— Instructions for the task —
Exact copy required. Repeat the records, but keep the pictures out.

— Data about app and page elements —
☆ ☆ ☆ ☆

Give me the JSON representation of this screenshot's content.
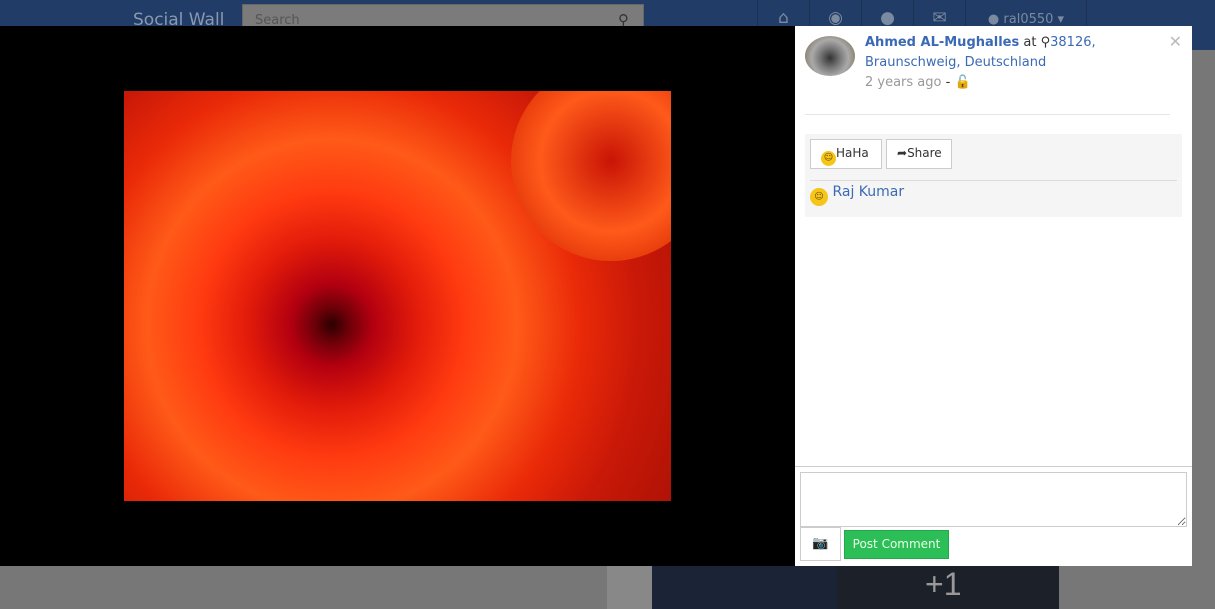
{
  "navbar": {
    "brand": "Social Wall",
    "search_placeholder": "Search",
    "username": "ral0550"
  },
  "background": {
    "more_count": "+1"
  },
  "post": {
    "author": "Ahmed AL-Mughalles",
    "at": "at",
    "location": "38126, Braunschweig, Deutschland",
    "time": "2 years ago",
    "separator": "-"
  },
  "actions": {
    "reaction_label": "HaHa",
    "share_label": "Share"
  },
  "reactions": [
    {
      "name": "Raj Kumar",
      "type": "haha"
    }
  ],
  "comment": {
    "placeholder": "",
    "post_label": "Post Comment"
  }
}
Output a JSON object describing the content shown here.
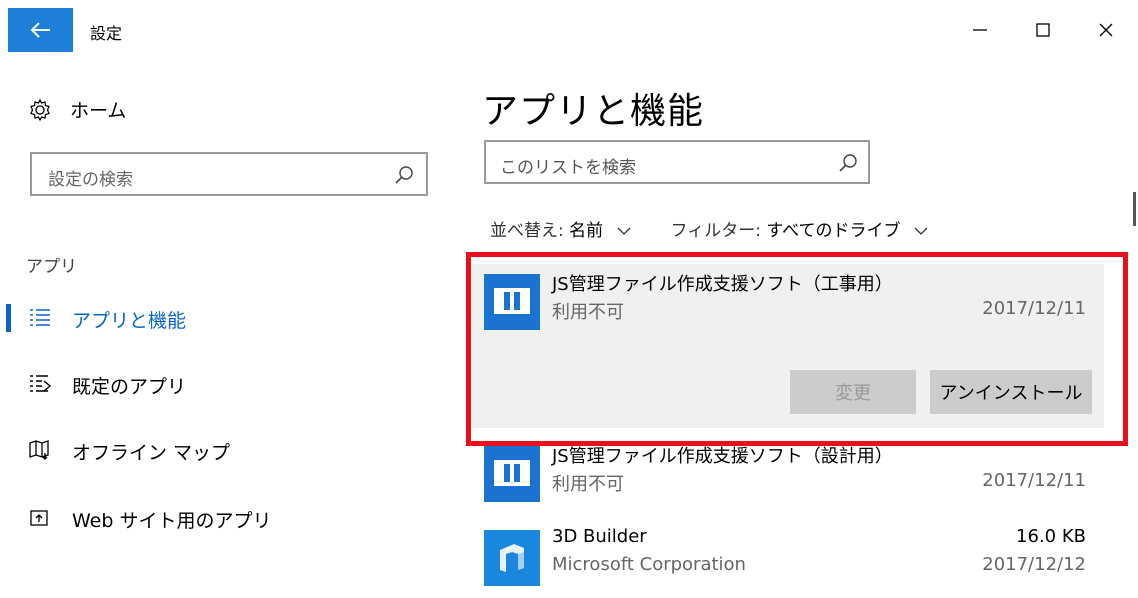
{
  "window": {
    "title": "設定"
  },
  "sidebar": {
    "home_label": "ホーム",
    "search_placeholder": "設定の検索",
    "section_label": "アプリ",
    "items": [
      {
        "label": "アプリと機能",
        "icon": "apps-features-icon",
        "active": true
      },
      {
        "label": "既定のアプリ",
        "icon": "default-apps-icon",
        "active": false
      },
      {
        "label": "オフライン マップ",
        "icon": "offline-maps-icon",
        "active": false
      },
      {
        "label": "Web サイト用のアプリ",
        "icon": "apps-for-websites-icon",
        "active": false
      }
    ]
  },
  "main": {
    "title": "アプリと機能",
    "search_placeholder": "このリストを検索",
    "sort_label": "並べ替え:",
    "sort_value": "名前",
    "filter_label": "フィルター:",
    "filter_value": "すべてのドライブ",
    "apps": [
      {
        "name": "JS管理ファイル作成支援ソフト（工事用）",
        "publisher": "利用不可",
        "size": "",
        "date": "2017/12/11",
        "selected": true,
        "change_label": "変更",
        "uninstall_label": "アンインストール"
      },
      {
        "name": "JS管理ファイル作成支援ソフト（設計用）",
        "publisher": "利用不可",
        "size": "",
        "date": "2017/12/11",
        "selected": false
      },
      {
        "name": "3D Builder",
        "publisher": "Microsoft Corporation",
        "size": "16.0 KB",
        "date": "2017/12/12",
        "selected": false
      }
    ]
  },
  "colors": {
    "accent": "#0a64c8",
    "back_button": "#1e7fd8",
    "highlight_border": "#e8101a",
    "selected_bg": "#f0f0f0"
  }
}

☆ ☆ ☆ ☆

— Finished task —
Give me the JSON representation of this screenshot's content.
{
  "navbar": {
    "brand": "Social Wall",
    "search_placeholder": "Search",
    "username": "ral0550"
  },
  "background": {
    "more_count": "+1"
  },
  "post": {
    "author": "Ahmed AL-Mughalles",
    "at": "at",
    "location": "38126, Braunschweig, Deutschland",
    "time": "2 years ago",
    "separator": "-"
  },
  "actions": {
    "reaction_label": "HaHa",
    "share_label": "Share"
  },
  "reactions": [
    {
      "name": "Raj Kumar",
      "type": "haha"
    }
  ],
  "comment": {
    "placeholder": "",
    "post_label": "Post Comment"
  }
}
Output a JSON object describing the content shown here.
{
  "window": {
    "title": "設定"
  },
  "sidebar": {
    "home_label": "ホーム",
    "search_placeholder": "設定の検索",
    "section_label": "アプリ",
    "items": [
      {
        "label": "アプリと機能",
        "icon": "apps-features-icon",
        "active": true
      },
      {
        "label": "既定のアプリ",
        "icon": "default-apps-icon",
        "active": false
      },
      {
        "label": "オフライン マップ",
        "icon": "offline-maps-icon",
        "active": false
      },
      {
        "label": "Web サイト用のアプリ",
        "icon": "apps-for-websites-icon",
        "active": false
      }
    ]
  },
  "main": {
    "title": "アプリと機能",
    "search_placeholder": "このリストを検索",
    "sort_label": "並べ替え:",
    "sort_value": "名前",
    "filter_label": "フィルター:",
    "filter_value": "すべてのドライブ",
    "apps": [
      {
        "name": "JS管理ファイル作成支援ソフト（工事用）",
        "publisher": "利用不可",
        "size": "",
        "date": "2017/12/11",
        "selected": true,
        "change_label": "変更",
        "uninstall_label": "アンインストール"
      },
      {
        "name": "JS管理ファイル作成支援ソフト（設計用）",
        "publisher": "利用不可",
        "size": "",
        "date": "2017/12/11",
        "selected": false
      },
      {
        "name": "3D Builder",
        "publisher": "Microsoft Corporation",
        "size": "16.0 KB",
        "date": "2017/12/12",
        "selected": false
      }
    ]
  },
  "colors": {
    "accent": "#0a64c8",
    "back_button": "#1e7fd8",
    "highlight_border": "#e8101a",
    "selected_bg": "#f0f0f0"
  }
}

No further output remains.